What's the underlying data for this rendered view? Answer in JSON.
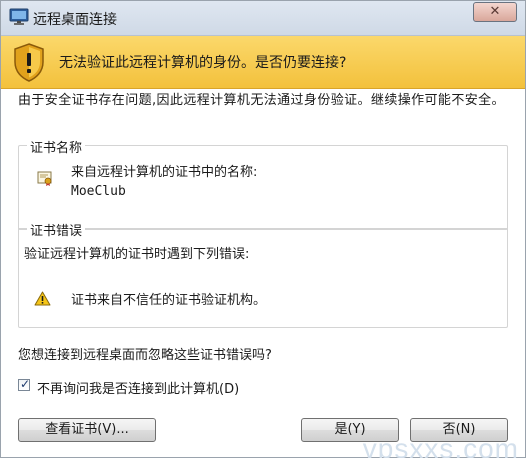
{
  "window": {
    "title": "远程桌面连接",
    "close_glyph": "✕"
  },
  "banner": {
    "text": "无法验证此远程计算机的身份。是否仍要连接?",
    "icon": "shield-warning-icon",
    "color": "#f3c13c"
  },
  "description": "由于安全证书存在问题,因此远程计算机无法通过身份验证。继续操作可能不安全。",
  "cert_name_group": {
    "legend": "证书名称",
    "label": "来自远程计算机的证书中的名称:",
    "name": "MoeClub"
  },
  "cert_error_group": {
    "legend": "证书错误",
    "intro": "验证远程计算机的证书时遇到下列错误:",
    "errors": [
      "证书来自不信任的证书验证机构。"
    ]
  },
  "question": "您想连接到远程桌面而忽略这些证书错误吗?",
  "dont_ask": {
    "checked": true,
    "label": "不再询问我是否连接到此计算机(D)"
  },
  "buttons": {
    "view_cert": "查看证书(V)...",
    "yes": "是(Y)",
    "no": "否(N)"
  },
  "watermark": "vpsxxs.com"
}
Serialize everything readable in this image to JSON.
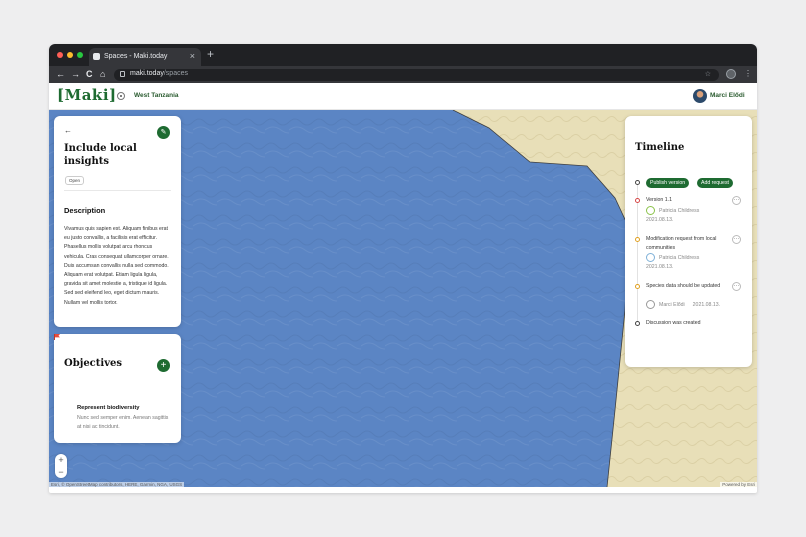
{
  "browser": {
    "tab_title": "Spaces - Maki.today",
    "close_label": "×",
    "new_tab_label": "+",
    "url_host": "maki.today",
    "url_path": "/spaces",
    "back_label": "←",
    "forward_label": "→",
    "reload_label": "C",
    "home_label": "⌂",
    "star_label": "☆",
    "menu_label": "⋮"
  },
  "header": {
    "logo": "[Maki]",
    "region": "West Tanzania",
    "user_name": "Marci Elődi"
  },
  "insight_card": {
    "back_label": "←",
    "edit_label": "✎",
    "title": "Include local insights",
    "status": "Open",
    "description_title": "Description",
    "description": "Vivamus quis sapien est. Aliquam finibus erat eu justo convallis, a facilisis erat efficitur. Phasellus mollis volutpat arcu rhoncus vehicula. Cras consequat ullamcorper ornare. Duis accumsan convallis nulla sed commodo. Aliquam erat volutpat. Etiam ligula ligula, gravida sit amet molestie a, tristique id ligula. Sed sed eleifend leo, eget dictum mauris. Nullam vel mollis tortor."
  },
  "objectives_card": {
    "title": "Objectives",
    "add_label": "+",
    "items": [
      {
        "title": "Represent biodiversity",
        "text": "Nunc sed semper enim. Aenean sagittis at nisi ac tincidunt."
      }
    ]
  },
  "timeline": {
    "title": "Timeline",
    "publish_label": "Publish version",
    "add_request_label": "Add request",
    "more_label": "···",
    "events": [
      {
        "text": "Version 1.1",
        "author": "Patricia Childress",
        "date": "2021.08.13.",
        "color": "#d64545"
      },
      {
        "text": "Modification request from local communities",
        "author": "Patricia Childress",
        "date": "2021.08.13.",
        "color": "#e0a020"
      },
      {
        "text": "Species data should be updated",
        "author": "Marci Elődi",
        "date": "2021.08.13.",
        "color": "#e0a020"
      },
      {
        "text": "Discussion was created",
        "color": "#444444"
      }
    ]
  },
  "map": {
    "zoom_in": "+",
    "zoom_out": "−",
    "attribution": "Esri, © OpenStreetMap contributors, HERE, Garmin, NGA, USGS",
    "powered_by": "Powered by Esri",
    "water_color": "#5b85c4",
    "land_color": "#e8dfb8"
  },
  "colors": {
    "brand_green": "#1e6b31"
  }
}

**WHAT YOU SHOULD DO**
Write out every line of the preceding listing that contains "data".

**RESPONSE AREA**
What's the underlying data for this rendered view? Answer in JSON.
        "text": "Species data should be updated",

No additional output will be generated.